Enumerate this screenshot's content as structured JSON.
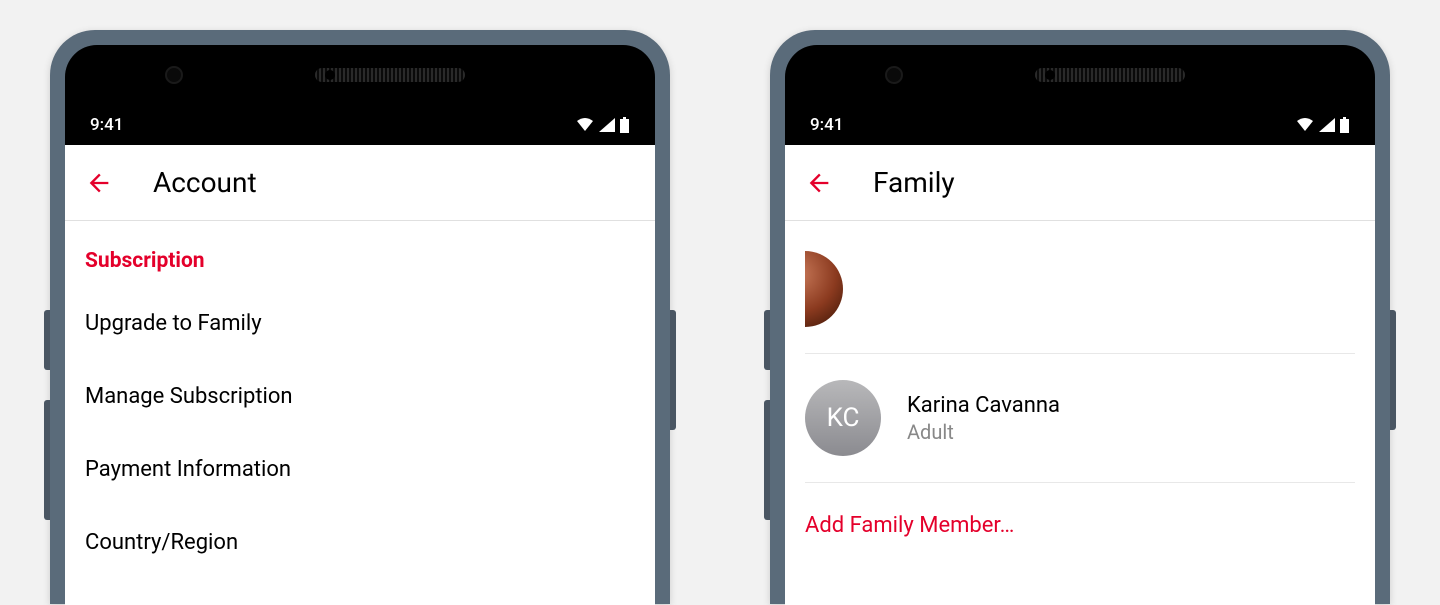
{
  "status": {
    "time": "9:41"
  },
  "left_screen": {
    "title": "Account",
    "section_header": "Subscription",
    "items": [
      "Upgrade to Family",
      "Manage Subscription",
      "Payment Information",
      "Country/Region"
    ]
  },
  "right_screen": {
    "title": "Family",
    "members": [
      {
        "initials": "KC",
        "name": "Karina Cavanna",
        "role": "Adult"
      }
    ],
    "add_label": "Add Family Member…"
  }
}
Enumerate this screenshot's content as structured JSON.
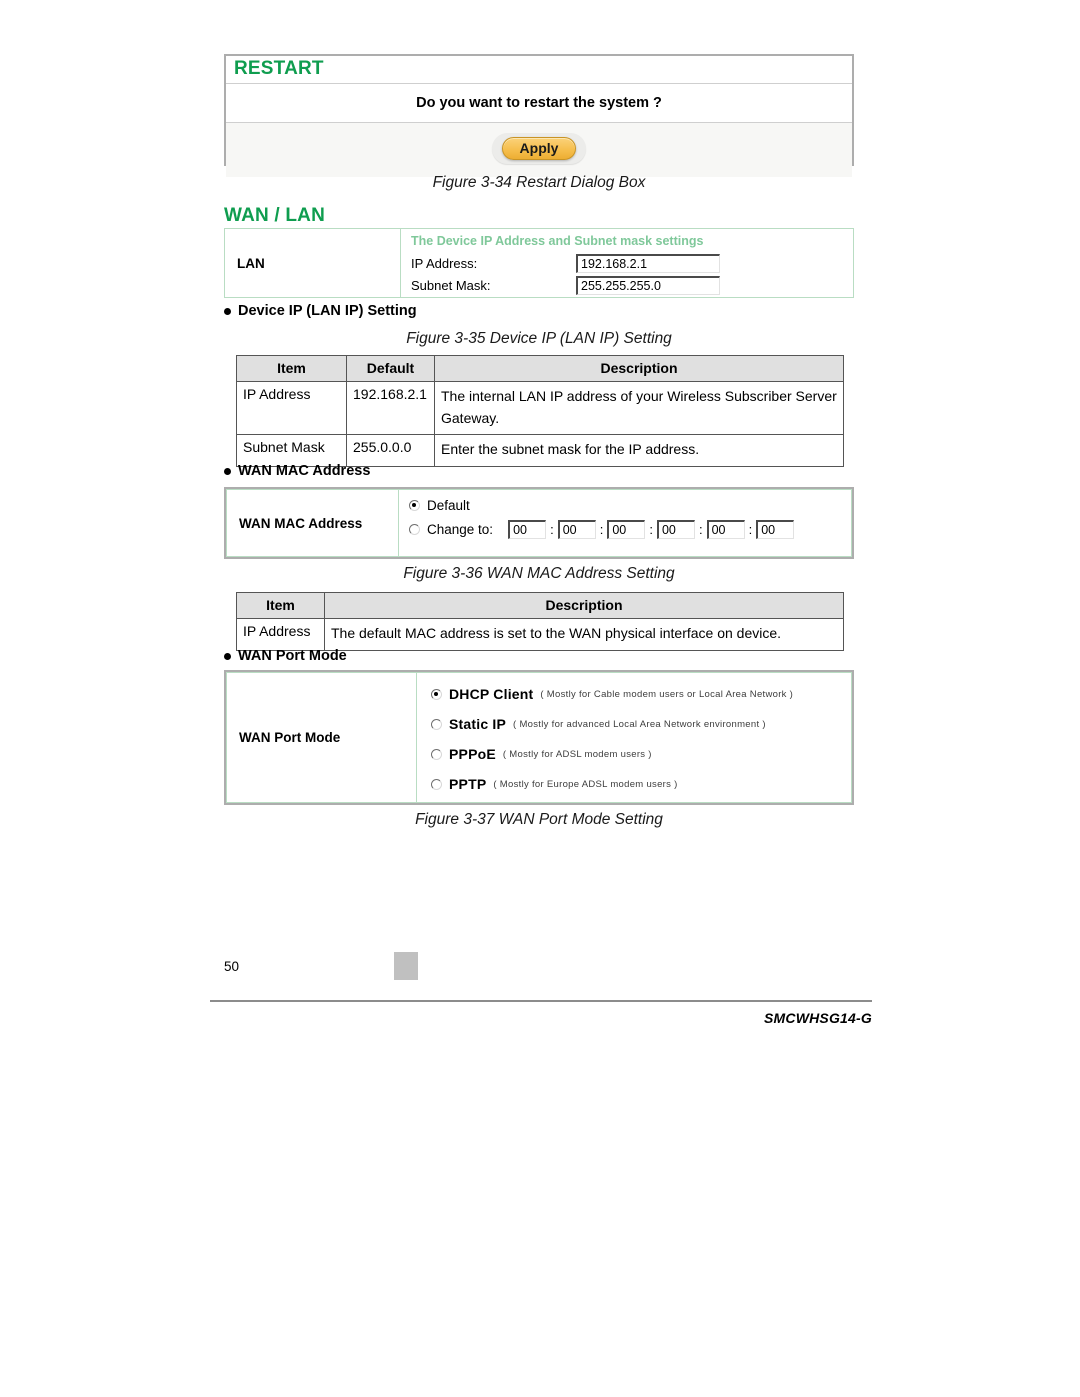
{
  "restart_panel": {
    "title": "RESTART",
    "question": "Do you want to restart the system ?",
    "apply_label": "Apply"
  },
  "captions": {
    "fig_34": "Figure 3-34 Restart Dialog Box",
    "fig_35": "Figure 3-35 Device IP (LAN IP) Setting",
    "fig_36": "Figure 3-36 WAN MAC Address Setting",
    "fig_37": "Figure 3-37 WAN Port Mode Setting"
  },
  "wanlan_panel": {
    "title": "WAN / LAN",
    "row_label": "LAN",
    "subhead": "The Device IP Address and Subnet mask settings",
    "fields": [
      {
        "label": "IP Address:",
        "value": "192.168.2.1"
      },
      {
        "label": "Subnet Mask:",
        "value": "255.255.255.0"
      }
    ]
  },
  "headings": {
    "device_ip": "Device IP (LAN IP) Setting",
    "wan_mac": "WAN MAC Address",
    "wan_port_mode": "WAN Port Mode"
  },
  "table_device_ip": {
    "columns": [
      "Item",
      "Default",
      "Description"
    ],
    "rows": [
      {
        "item": "IP Address",
        "default": "192.168.2.1",
        "description": "The internal LAN IP address of your Wireless Subscriber Server Gateway."
      },
      {
        "item": "Subnet Mask",
        "default": "255.0.0.0",
        "description": "Enter the subnet mask for the IP address."
      }
    ]
  },
  "mac_panel": {
    "row_label": "WAN MAC Address",
    "option_default": "Default",
    "option_change": "Change to:",
    "selected": "Default",
    "octets": [
      "00",
      "00",
      "00",
      "00",
      "00",
      "00"
    ],
    "separator": ":"
  },
  "table_wan_mac": {
    "columns": [
      "Item",
      "Description"
    ],
    "rows": [
      {
        "item": "IP Address",
        "description": "The default MAC address is set to the WAN physical interface on device."
      }
    ]
  },
  "port_mode_panel": {
    "row_label": "WAN Port Mode",
    "selected": "DHCP Client",
    "options": [
      {
        "name": "DHCP Client",
        "hint": "( Mostly for Cable modem users or Local Area Network )"
      },
      {
        "name": "Static IP",
        "hint": "( Mostly for advanced Local Area Network environment )"
      },
      {
        "name": "PPPoE",
        "hint": "( Mostly for ADSL modem users )"
      },
      {
        "name": "PPTP",
        "hint": "( Mostly for Europe ADSL modem users )"
      }
    ]
  },
  "footer": {
    "page_number": "50",
    "model": "SMCWHSG14-G"
  },
  "colors": {
    "brand_green": "#0f9d4f",
    "panel_green_border": "#b9ddc3",
    "subhead_green": "#7fc89a",
    "apply_orange": "#f6bf4e",
    "table_header_gray": "#e0e0e0"
  }
}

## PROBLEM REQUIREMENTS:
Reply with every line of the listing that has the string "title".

## WRITTEN SOLUTION:
    "title": "Account",
    "title": "Family",
    "title": "RESTART",
    "title": "WAN / LAN",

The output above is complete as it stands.